Design & Validation of a Versatile Bench Scale reactor
Colton Barnes, Texas A&M University
With increasing concern about emissions and the harmful health effects they cause, the challenge to develop a drivable vehicle with low emissions has been attacked with both engine development and new catalyst technologies. Consequently there is a continuing cycle of dramatic combustion refinement followed by catalyst material development to address those new exhaust compositions and conditions. Low temperature combustion (LTC) has been extensively investigated in recent years, in hopes of future implementation in vehicles due to its higher engine efficiency and lower NOx and particulate emissions as compared to conventional diesel combustion strategies. Unfortunately, LTC also results in increased CO and hydrocarbon (HC) emissions and therefore still requires aftertreatment devices such as the diesel oxidation catalyst, diesel particulate filter and selective catalytic reduction catalyst. â€“ and perhaps, an ammonia slip catalyst or hydrocarbon trap.

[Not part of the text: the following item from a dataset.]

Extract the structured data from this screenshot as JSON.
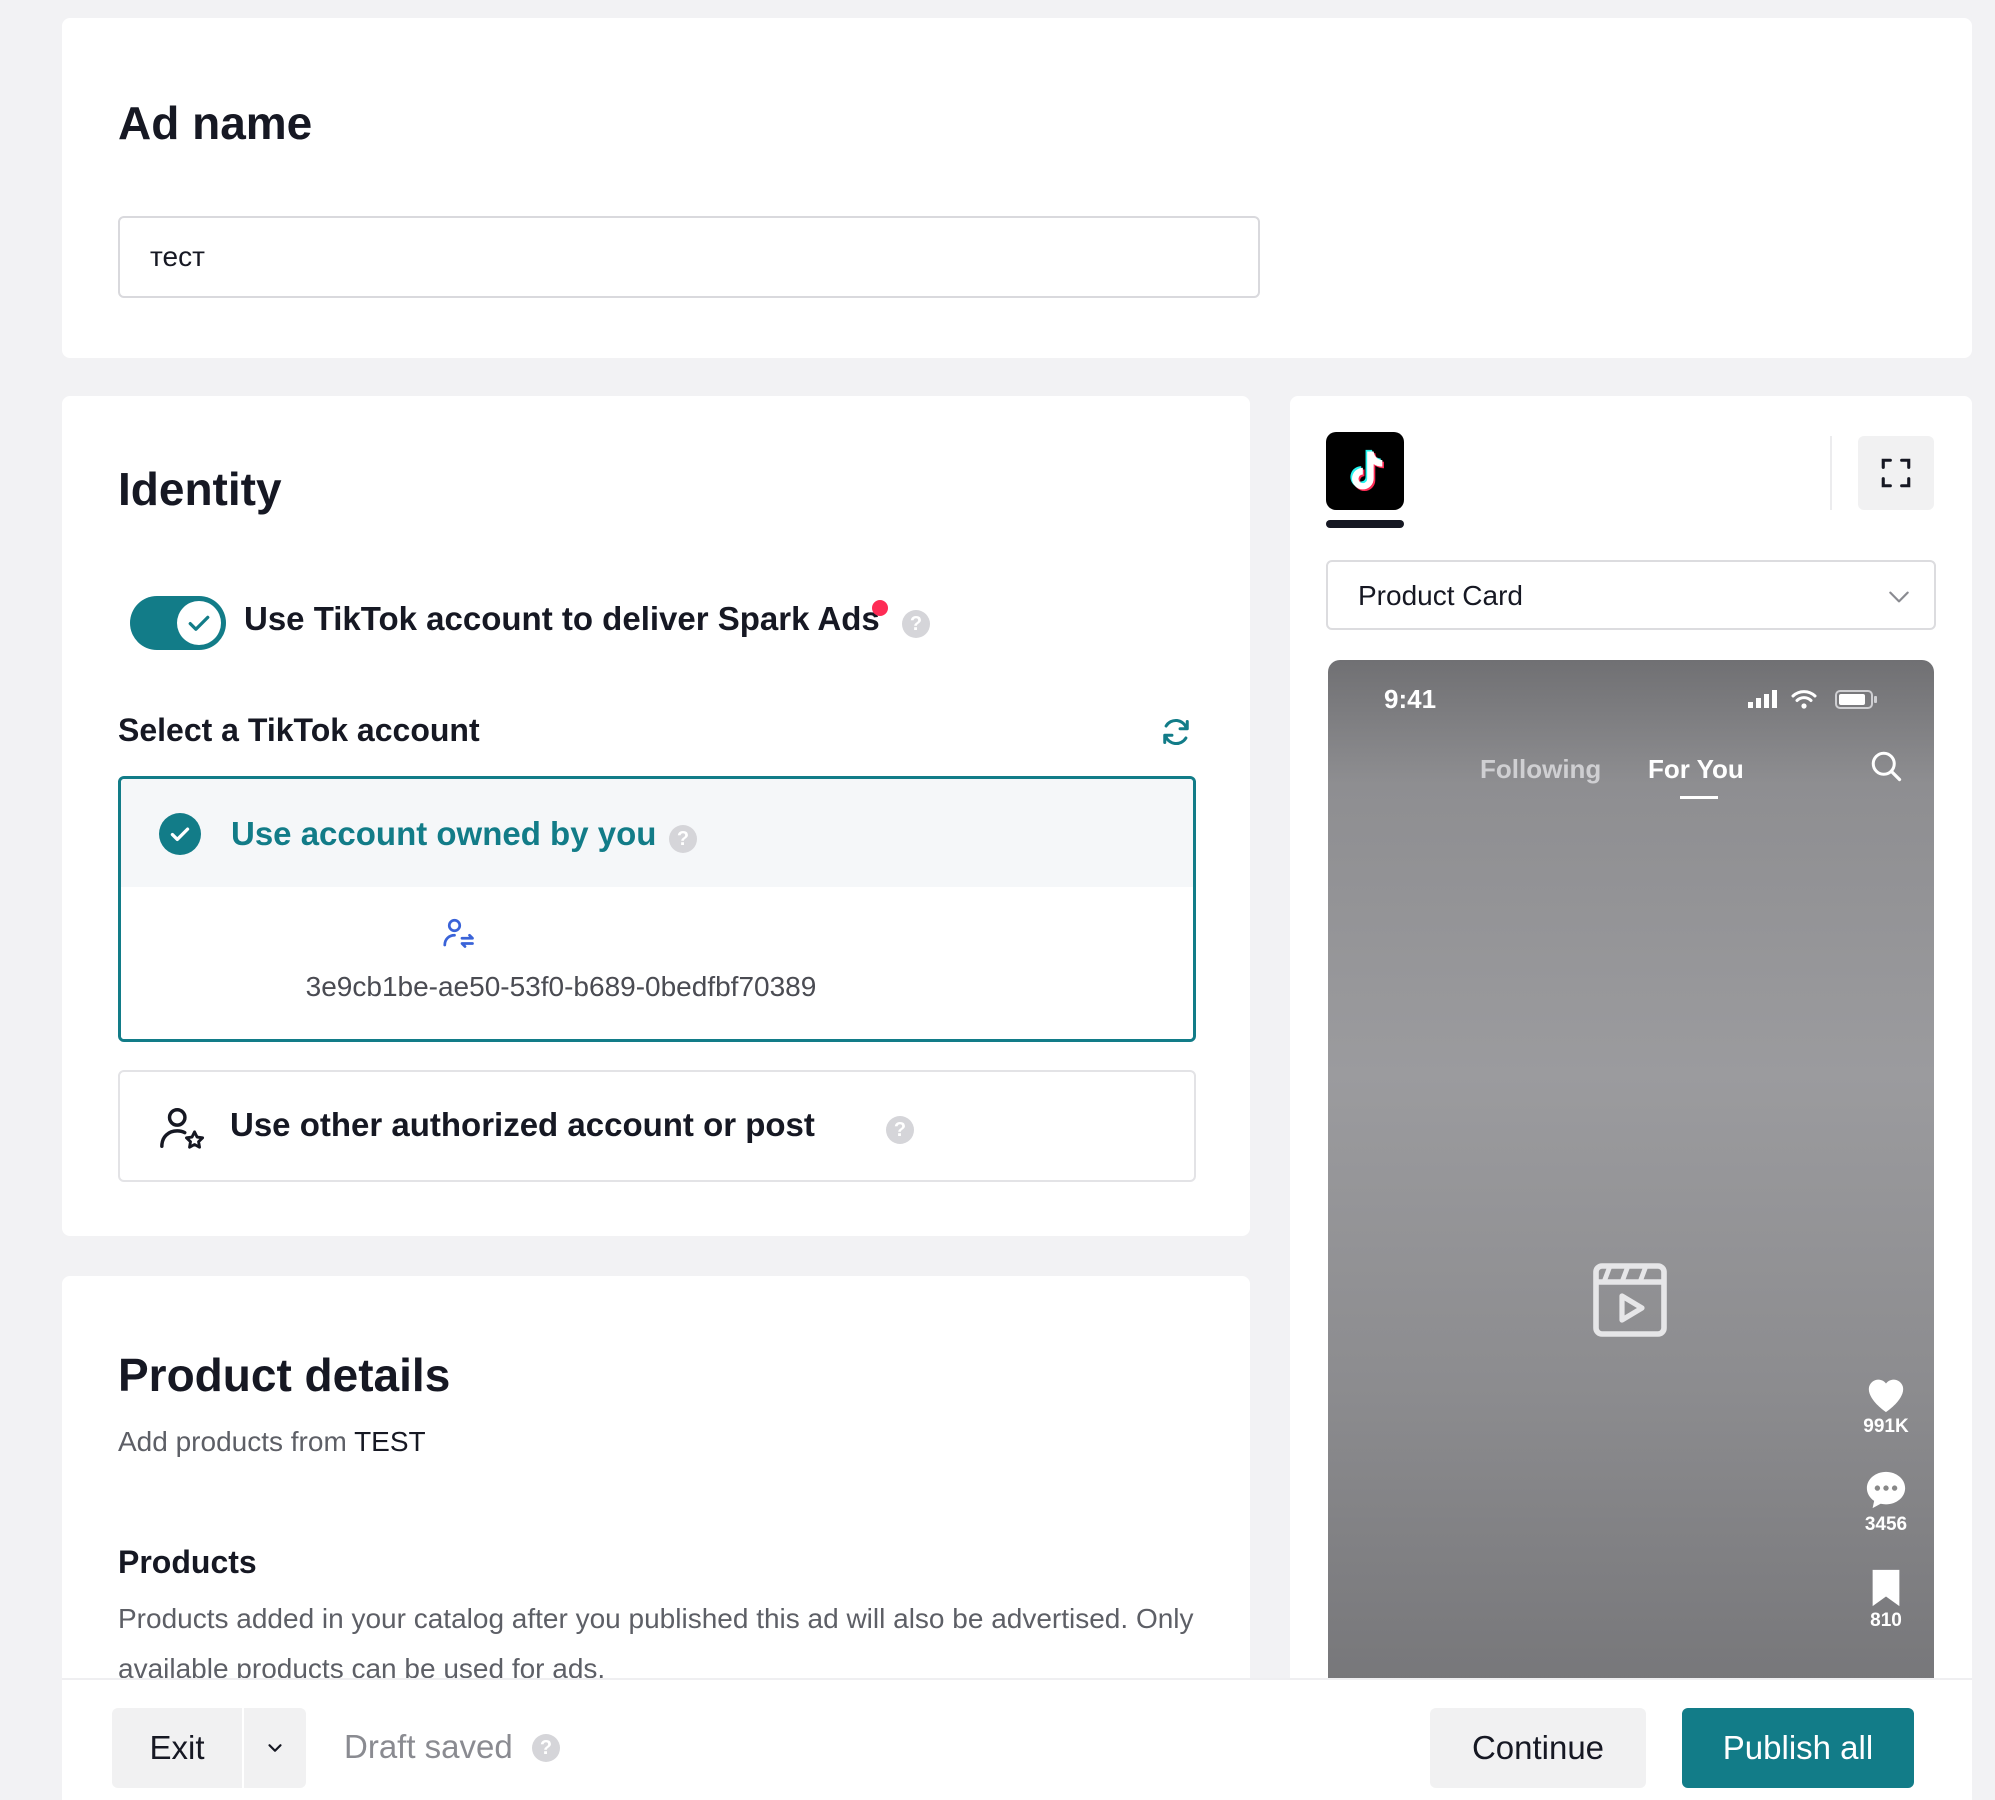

In real world applications, study of aftertreatment devices is an inherently complex problem due to the multitude of variables. A bench-scale reactor system is proposed to reduce the complex nature of these variables and a reactor of this size has many added benefits over a large scale system. Synthesized gases have a much simpler composition than true engine exhaust, which allows for easier analysis. A system using synthetic gases also allows for more precise control and repeatable performance. Costs can also be high when testing on the full sized scale, therefore a bench-scale system would greatly reduce the cost when testing these devices . The objective of this research is to design an integral, plug-flow, bench-scale reactor to study the kinetic and mass transport parameters of catalytic and non-catalytic heterogeneous reactions.